Scientists from five Swedish universities were interviewed about open second cycle education. Research groups and scientists collaborate closely with industry, and the selection of scientists for the study was made in relation to an interest in developing technology-enhanced open education, indicated by applications for funding from the Knowledge Foundation 2013. The study is founded on Conole’s (2012) seven organizational purposes for open education, Coursera’s eight models (Daniel, 2012), and Clarke’s (2013) four strategies for open education, and raises the question whether open education and MOOCs might be a way to reinforce research collaborations and research environments. The researchers displayed a positive attitude towards expanding the technology-enhanced learning and openness, and foresee few problems with openness when industry participates in teaching. Nonetheless, the scientists’ operating models and strategies for developing technology-enhanced learning and open education, are vague. Conclusively: although the interest is obvious, in order to succeed with technology-enhanced open education and strengthening the research groups, the variables for purposes, operating models, strategies, pedagogic models, and obstacles need to be calibrated and made more deliberated, preferably in collaboration between the scientists and industry.

Open access
The Grounds for Higher Education Teachers to Engage in MOOC Development Projects

Abstract

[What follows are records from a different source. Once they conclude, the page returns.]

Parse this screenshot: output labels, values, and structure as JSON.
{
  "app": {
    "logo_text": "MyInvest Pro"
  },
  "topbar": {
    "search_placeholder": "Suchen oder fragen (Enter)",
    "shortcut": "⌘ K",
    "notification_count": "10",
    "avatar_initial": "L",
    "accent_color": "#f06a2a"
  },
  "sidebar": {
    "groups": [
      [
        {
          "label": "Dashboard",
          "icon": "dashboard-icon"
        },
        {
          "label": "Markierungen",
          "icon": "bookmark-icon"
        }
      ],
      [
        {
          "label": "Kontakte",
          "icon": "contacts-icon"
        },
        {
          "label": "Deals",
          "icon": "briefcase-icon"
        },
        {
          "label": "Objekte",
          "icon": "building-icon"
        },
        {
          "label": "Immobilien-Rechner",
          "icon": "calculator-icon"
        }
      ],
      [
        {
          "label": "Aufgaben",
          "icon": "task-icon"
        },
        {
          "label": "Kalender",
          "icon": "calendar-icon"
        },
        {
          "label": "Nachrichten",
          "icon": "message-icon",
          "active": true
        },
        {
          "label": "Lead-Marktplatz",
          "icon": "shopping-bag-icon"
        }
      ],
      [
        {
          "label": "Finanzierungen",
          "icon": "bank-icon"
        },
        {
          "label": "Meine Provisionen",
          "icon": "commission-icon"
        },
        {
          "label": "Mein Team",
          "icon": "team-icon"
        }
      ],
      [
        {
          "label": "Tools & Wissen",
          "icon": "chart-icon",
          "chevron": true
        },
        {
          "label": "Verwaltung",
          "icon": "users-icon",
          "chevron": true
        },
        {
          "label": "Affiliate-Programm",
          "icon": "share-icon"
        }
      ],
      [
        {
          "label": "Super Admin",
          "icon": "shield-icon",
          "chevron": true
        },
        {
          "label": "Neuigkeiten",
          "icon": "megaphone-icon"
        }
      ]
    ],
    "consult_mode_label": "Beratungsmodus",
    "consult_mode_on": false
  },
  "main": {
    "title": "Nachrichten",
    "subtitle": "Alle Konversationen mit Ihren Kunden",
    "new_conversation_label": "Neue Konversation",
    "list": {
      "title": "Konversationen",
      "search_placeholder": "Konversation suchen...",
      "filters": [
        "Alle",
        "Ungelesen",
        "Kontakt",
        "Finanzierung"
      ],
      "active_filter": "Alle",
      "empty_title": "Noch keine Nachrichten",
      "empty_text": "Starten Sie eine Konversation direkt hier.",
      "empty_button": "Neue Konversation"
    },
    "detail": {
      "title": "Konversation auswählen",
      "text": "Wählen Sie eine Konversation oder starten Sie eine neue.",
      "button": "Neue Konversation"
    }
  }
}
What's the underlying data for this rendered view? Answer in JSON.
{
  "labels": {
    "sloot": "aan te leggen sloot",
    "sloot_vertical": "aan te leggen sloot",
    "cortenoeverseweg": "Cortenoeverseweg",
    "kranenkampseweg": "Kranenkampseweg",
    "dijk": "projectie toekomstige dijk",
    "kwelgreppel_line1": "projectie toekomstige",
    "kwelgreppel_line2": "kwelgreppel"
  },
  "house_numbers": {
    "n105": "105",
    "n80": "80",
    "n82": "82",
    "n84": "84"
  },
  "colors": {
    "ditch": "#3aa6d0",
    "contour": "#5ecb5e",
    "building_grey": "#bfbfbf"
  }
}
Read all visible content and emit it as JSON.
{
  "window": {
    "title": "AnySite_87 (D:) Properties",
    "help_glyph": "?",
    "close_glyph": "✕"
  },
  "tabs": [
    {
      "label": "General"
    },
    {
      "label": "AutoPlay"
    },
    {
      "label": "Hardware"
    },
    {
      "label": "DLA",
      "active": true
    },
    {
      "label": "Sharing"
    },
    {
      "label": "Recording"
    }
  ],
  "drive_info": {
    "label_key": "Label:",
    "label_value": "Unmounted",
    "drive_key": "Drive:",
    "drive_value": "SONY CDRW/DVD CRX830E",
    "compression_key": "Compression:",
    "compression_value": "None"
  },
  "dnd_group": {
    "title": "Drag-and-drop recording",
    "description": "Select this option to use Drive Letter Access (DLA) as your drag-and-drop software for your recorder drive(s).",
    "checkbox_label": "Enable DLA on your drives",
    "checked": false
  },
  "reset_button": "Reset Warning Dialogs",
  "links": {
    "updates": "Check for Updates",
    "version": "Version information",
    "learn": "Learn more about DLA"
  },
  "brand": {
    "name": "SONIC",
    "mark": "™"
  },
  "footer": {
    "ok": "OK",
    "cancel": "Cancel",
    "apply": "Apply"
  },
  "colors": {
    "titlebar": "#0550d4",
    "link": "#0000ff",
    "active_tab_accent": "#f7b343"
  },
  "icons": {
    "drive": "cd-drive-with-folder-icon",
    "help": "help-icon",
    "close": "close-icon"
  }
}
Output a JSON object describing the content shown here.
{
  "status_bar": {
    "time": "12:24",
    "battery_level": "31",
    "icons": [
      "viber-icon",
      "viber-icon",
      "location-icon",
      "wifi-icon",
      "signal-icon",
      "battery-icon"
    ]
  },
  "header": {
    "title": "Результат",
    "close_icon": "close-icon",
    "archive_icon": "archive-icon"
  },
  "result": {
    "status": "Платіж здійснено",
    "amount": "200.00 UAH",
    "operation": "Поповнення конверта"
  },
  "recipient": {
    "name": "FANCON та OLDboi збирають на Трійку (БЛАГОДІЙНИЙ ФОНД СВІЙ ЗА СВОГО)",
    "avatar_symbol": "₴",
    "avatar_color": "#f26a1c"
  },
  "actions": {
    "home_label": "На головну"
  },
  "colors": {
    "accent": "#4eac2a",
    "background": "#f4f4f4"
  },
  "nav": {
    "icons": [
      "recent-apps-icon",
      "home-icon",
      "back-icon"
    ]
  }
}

The conditions for higher education teachers operating in a technology-enhanced education setting and an open educational context – such as Massive Open Online Courses (MOOCs) – are different when compared to traditional teaching methods (e.g. in a lecture hall). This study investigates the grounds for 20 teachers at Swedish Higher education institutions to be involved in MOOC development projects. Six categories are found and described; including curiosity, merits, teaching development, flexibility, as well as the possibility to disseminate their research and expand their professional networks. Interviewees believed that the work was a viable way to strengthen their research portfolio, while also making a limited effort for teaching, enhancing the dissemination possibilities and strengthening their research networks.

Open access